As we approach the middle of the semester, thoughts are often torn between two things. Mid-terms and spring break. Most dread the first and can’t wait for the second; however, both signify another step towards graduation and (hopefully) starting a new career. In the far nearer future, the snow begins to melt and we start to think of warm days filled with sunshine, barbeque, and sports.
Since March is Women’s History Month, I thought a little history would be good to reflect upon. This year marks 41 years since Title IX was signed into law under the Equal Opportunity in Education Act, which states “No person in the United States shall, on the basis of sex, be excluded from participation in, be denied the benefits of, or be subjected to discrimination under any education program or activity receiving federal financial assistance…” For those unfamiliar with what this means, it was the first real step to putting women’s collegiate sports on the map. This meant that not only would women’s sports get similar funding for uniforms and equipment like men’s sports, more importantly it meant scholarships.
While this might not seem like a big deal to some, it certainly has been for others. I am reminded of Lolo Jones, the Olympic Hurdler, who grew up in Des Moines Iowa, who was routinely homeless as her mother tried to provide for her and her four siblings. In an interview with her I recently saw, she said that by the time she was 12, she was a professional shoplifter. Not because she wanted attention or luxury, but because she simply wanted to stop being hungry. In high school she excelled at Track and Field, she was able to attend LSU on a Track & Field Scholarship and finally get out of poverty. The same can be said many times over, for both men and women.
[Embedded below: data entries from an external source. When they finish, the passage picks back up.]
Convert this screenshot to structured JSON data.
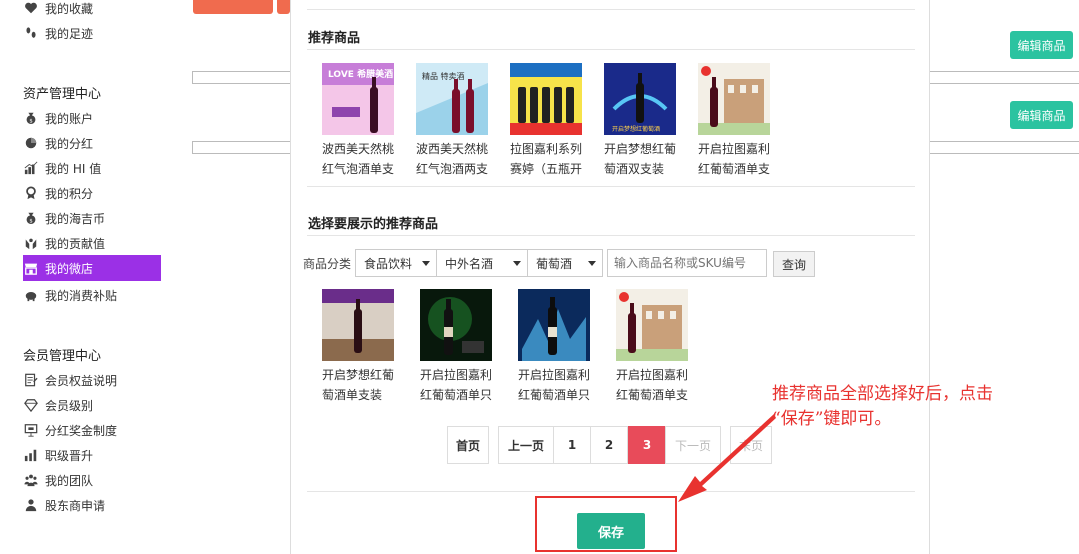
{
  "sidebar": {
    "items_top": [
      {
        "label": "我的收藏",
        "icon": "heart-icon"
      },
      {
        "label": "我的足迹",
        "icon": "footprint-icon"
      }
    ],
    "asset_center": {
      "title": "资产管理中心",
      "items": [
        {
          "label": "我的账户",
          "icon": "money-bag-icon"
        },
        {
          "label": "我的分红",
          "icon": "pie-chart-icon"
        },
        {
          "label": "我的 HI 值",
          "icon": "bar-chart-icon"
        },
        {
          "label": "我的积分",
          "icon": "medal-icon"
        },
        {
          "label": "我的海吉币",
          "icon": "coin-bag-icon"
        },
        {
          "label": "我的贡献值",
          "icon": "hands-icon"
        },
        {
          "label": "我的微店",
          "icon": "store-icon",
          "active": true
        },
        {
          "label": "我的消费补贴",
          "icon": "piggy-bank-icon"
        }
      ]
    },
    "member_center": {
      "title": "会员管理中心",
      "items": [
        {
          "label": "会员权益说明",
          "icon": "document-icon"
        },
        {
          "label": "会员级别",
          "icon": "diamond-icon"
        },
        {
          "label": "分红奖金制度",
          "icon": "presentation-icon"
        },
        {
          "label": "职级晋升",
          "icon": "rank-icon"
        },
        {
          "label": "我的团队",
          "icon": "team-icon"
        },
        {
          "label": "股东商申请",
          "icon": "person-icon"
        }
      ]
    }
  },
  "background": {
    "edit_product_label": "编辑商品"
  },
  "modal": {
    "recommended_title": "推荐商品",
    "recommended": [
      {
        "name": "波西美天然桃红气泡酒单支",
        "img_text": "LOVE 希腊美酒"
      },
      {
        "name": "波西美天然桃红气泡酒两支",
        "img_text": "精品 特卖酒"
      },
      {
        "name": "拉图嘉利系列赛婷（五瓶开",
        "img_text": ""
      },
      {
        "name": "开启梦想红葡萄酒双支装",
        "img_text": "开启梦想红葡萄酒"
      },
      {
        "name": "开启拉图嘉利红葡萄酒单支",
        "img_text": ""
      }
    ],
    "select_title": "选择要展示的推荐商品",
    "filter": {
      "label": "商品分类",
      "cat1": "食品饮料",
      "cat2": "中外名酒",
      "cat3": "葡萄酒",
      "search_placeholder": "输入商品名称或SKU编号",
      "query_label": "查询"
    },
    "candidates": [
      {
        "name": "开启梦想红葡萄酒单支装"
      },
      {
        "name": "开启拉图嘉利红葡萄酒单只"
      },
      {
        "name": "开启拉图嘉利红葡萄酒单只"
      },
      {
        "name": "开启拉图嘉利红葡萄酒单支"
      }
    ],
    "pagination": {
      "first": "首页",
      "prev": "上一页",
      "pages": [
        "1",
        "2",
        "3"
      ],
      "current": "3",
      "next": "下一页",
      "last": "末页"
    },
    "save_label": "保存"
  },
  "annotation": {
    "line1": "推荐商品全部选择好后，点击",
    "line2": "“保存”键即可。"
  },
  "colors": {
    "accent_purple": "#9b30e6",
    "save_green": "#23b08d",
    "edit_green": "#2bc3a0",
    "page_active": "#e84b5a",
    "annotation_red": "#e8322f"
  }
}
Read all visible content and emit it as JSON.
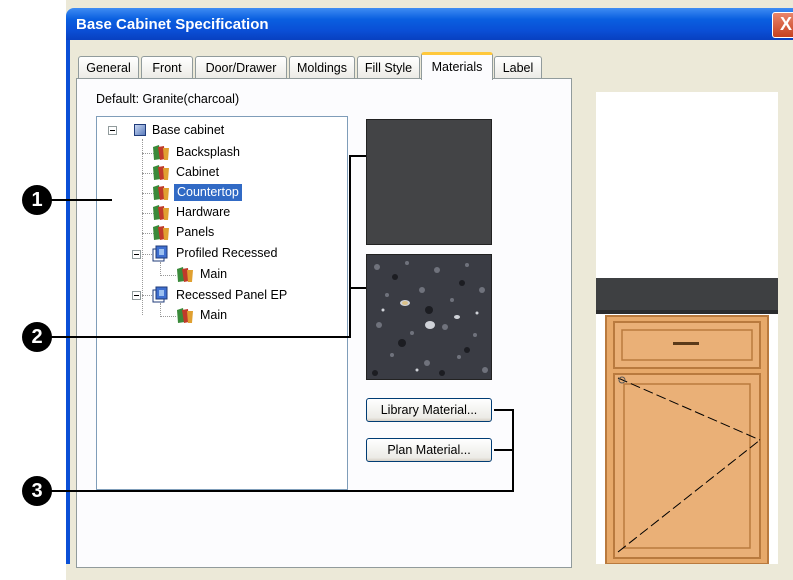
{
  "window": {
    "title": "Base Cabinet Specification",
    "close_glyph": "X"
  },
  "tabs": [
    {
      "label": "General"
    },
    {
      "label": "Front"
    },
    {
      "label": "Door/Drawer"
    },
    {
      "label": "Moldings"
    },
    {
      "label": "Fill Style"
    },
    {
      "label": "Materials",
      "active": true
    },
    {
      "label": "Label"
    }
  ],
  "materials": {
    "default_label": "Default: Granite(charcoal)",
    "tree": [
      {
        "label": "Base cabinet",
        "icon": "cabinet-cube-icon",
        "level": 0,
        "expander": "minus"
      },
      {
        "label": "Backsplash",
        "icon": "material-swatch-icon",
        "level": 1
      },
      {
        "label": "Cabinet",
        "icon": "material-swatch-icon",
        "level": 1
      },
      {
        "label": "Countertop",
        "icon": "material-swatch-icon",
        "level": 1,
        "selected": true
      },
      {
        "label": "Hardware",
        "icon": "material-swatch-icon",
        "level": 1
      },
      {
        "label": "Panels",
        "icon": "material-swatch-icon",
        "level": 1
      },
      {
        "label": "Profiled Recessed",
        "icon": "panel-door-icon",
        "level": 1,
        "expander": "minus"
      },
      {
        "label": "Main",
        "icon": "material-swatch-icon",
        "level": 2
      },
      {
        "label": "Recessed Panel EP",
        "icon": "panel-door-icon",
        "level": 1,
        "expander": "minus"
      },
      {
        "label": "Main",
        "icon": "material-swatch-icon",
        "level": 2
      }
    ],
    "buttons": {
      "library": "Library Material...",
      "plan": "Plan Material..."
    },
    "swatch_colors": {
      "flat": "#434446",
      "granite_base": "#3a3c44"
    }
  },
  "callouts": [
    "1",
    "2",
    "3"
  ],
  "preview": {
    "countertop_color": "#3e4042",
    "cabinet_color": "#e7a96a",
    "trim_color": "#b97a3e"
  }
}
So join us, if you will, in celebrating Women’s history month and women’s sports! Title IX has helped many prominent figures attain their dreams and given another way to break the cycle of poverty.
By Tim Potter, BUSN200 Student Facilitator